Sometimes, it’s a bad idea to buy a passive fund. For example, when a market is rampantly overpriced, then I wouldn’t be keen to invest in it using a passive fund. However, I wouldn’t use an active fund to invest in a rampantly overpriced market either. I just wouldn’t invest in that particular market at all.

However, if you find a market that’s cheap and that you want to invest in, then a passive fund should usually be the first thing you consider. If the market goes up, your tracker will go up, too. If you buy an active fund instead, there’s no guarantee that it will prosper just because the wider index does.

Also, costs are the one thing you have control over as an investor. So keeping them as low as possible should be one of your priorities. Passive funds are generally a lot cheaper than active funds.

So, that’s passive funds. If you’re looking for an active option – you think you’ve found an attractive strategy, headed up by a high-conviction manager, for example – then my first port of call would be investment trusts. These are, in effect, actively managed funds that are listed on the stockmarket. You buy and sell shares in the investment trust as you would buy and sell shares in any listed company.
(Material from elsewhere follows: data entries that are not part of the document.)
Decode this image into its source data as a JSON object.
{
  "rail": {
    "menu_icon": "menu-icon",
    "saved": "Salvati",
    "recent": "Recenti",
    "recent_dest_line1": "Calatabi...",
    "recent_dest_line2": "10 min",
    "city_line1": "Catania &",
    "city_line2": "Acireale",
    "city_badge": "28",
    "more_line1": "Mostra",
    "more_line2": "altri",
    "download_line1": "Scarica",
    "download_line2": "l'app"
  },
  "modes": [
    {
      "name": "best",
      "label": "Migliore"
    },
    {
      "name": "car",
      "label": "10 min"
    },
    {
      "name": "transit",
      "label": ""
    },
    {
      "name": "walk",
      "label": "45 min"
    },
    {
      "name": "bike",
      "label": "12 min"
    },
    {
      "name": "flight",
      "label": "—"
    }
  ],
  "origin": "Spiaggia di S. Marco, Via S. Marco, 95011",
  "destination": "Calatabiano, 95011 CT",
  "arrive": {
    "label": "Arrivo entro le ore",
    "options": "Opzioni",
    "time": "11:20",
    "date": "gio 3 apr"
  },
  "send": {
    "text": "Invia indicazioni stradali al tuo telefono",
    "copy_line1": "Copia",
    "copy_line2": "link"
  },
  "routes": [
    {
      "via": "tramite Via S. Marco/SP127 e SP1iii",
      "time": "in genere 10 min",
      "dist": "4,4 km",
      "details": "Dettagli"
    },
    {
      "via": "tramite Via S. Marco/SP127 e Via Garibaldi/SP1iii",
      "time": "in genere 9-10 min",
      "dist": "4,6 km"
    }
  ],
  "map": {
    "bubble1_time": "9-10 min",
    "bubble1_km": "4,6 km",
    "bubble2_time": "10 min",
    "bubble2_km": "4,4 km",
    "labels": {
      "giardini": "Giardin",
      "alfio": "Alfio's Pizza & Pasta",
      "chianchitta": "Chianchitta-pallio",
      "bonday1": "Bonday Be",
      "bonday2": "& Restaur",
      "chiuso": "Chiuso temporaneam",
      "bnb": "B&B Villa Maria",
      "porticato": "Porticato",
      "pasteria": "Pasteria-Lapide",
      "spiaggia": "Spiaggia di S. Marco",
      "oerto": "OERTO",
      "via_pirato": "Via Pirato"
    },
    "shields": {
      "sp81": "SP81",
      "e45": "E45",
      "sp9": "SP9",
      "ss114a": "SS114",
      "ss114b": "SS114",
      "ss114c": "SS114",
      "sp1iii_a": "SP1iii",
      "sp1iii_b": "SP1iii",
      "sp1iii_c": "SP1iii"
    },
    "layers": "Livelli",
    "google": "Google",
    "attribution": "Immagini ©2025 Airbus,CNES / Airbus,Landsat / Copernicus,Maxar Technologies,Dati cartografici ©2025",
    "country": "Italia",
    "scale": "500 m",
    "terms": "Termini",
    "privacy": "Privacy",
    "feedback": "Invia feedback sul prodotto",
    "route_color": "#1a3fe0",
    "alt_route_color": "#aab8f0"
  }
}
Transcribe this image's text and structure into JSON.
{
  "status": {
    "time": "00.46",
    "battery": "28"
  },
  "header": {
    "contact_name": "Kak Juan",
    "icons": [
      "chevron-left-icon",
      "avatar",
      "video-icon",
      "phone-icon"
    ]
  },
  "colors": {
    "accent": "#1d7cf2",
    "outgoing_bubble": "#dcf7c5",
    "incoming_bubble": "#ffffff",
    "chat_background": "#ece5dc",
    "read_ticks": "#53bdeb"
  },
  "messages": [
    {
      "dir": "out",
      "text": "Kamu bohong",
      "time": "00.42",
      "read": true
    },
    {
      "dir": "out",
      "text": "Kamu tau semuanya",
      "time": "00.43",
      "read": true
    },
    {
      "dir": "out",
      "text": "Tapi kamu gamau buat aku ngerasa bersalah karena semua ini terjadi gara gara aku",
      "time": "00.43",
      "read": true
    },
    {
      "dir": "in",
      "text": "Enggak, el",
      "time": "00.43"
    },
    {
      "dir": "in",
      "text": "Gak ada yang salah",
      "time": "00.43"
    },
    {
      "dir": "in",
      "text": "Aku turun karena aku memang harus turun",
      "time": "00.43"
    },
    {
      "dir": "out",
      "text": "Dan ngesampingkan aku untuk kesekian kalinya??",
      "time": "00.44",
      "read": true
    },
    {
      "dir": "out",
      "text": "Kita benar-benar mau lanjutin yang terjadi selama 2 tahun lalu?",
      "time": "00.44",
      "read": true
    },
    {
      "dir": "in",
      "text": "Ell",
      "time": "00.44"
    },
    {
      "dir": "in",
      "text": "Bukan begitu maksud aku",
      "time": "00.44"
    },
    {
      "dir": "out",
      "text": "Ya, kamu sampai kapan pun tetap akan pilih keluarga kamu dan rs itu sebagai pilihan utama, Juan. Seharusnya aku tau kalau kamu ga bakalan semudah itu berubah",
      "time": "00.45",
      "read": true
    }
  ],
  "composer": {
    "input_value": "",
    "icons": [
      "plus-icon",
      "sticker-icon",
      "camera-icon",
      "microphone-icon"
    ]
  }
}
Investment trusts sometimes trade at a premium (the shares are worth more than the underlying portfolio) or more commonly, at a discount (the shares are worth less than the underlying portfolio). That can be appealing if the share price trades at a significant discount. But what’s more important is that investment trusts have a decent record of outperforming the market compared to other active funds.

In short, you don’t have to buy the overpriced, underperforming rubbish that the City is trying to sell you. There are already plenty of other options, even before the regulator gets its teeth into the industry. So just do a tiny bit of homework and you can easily sidestep all the problems the FCA has highlighted. And hopefully, in the longer term, you won’t have to.


  • 4-caster

    I don’t like passive funds, because when they grow to constitute a large proportion of a market, they destroy that market. A market needs differing opinions to establish a healthy two-way traffic between buyers and sellers, on small margins. Concentrating a particular asset class into the hands of a passive fund takes its investors out of the valuation mechanism. But trackers are at least cheaper to trade than “closet trackers”.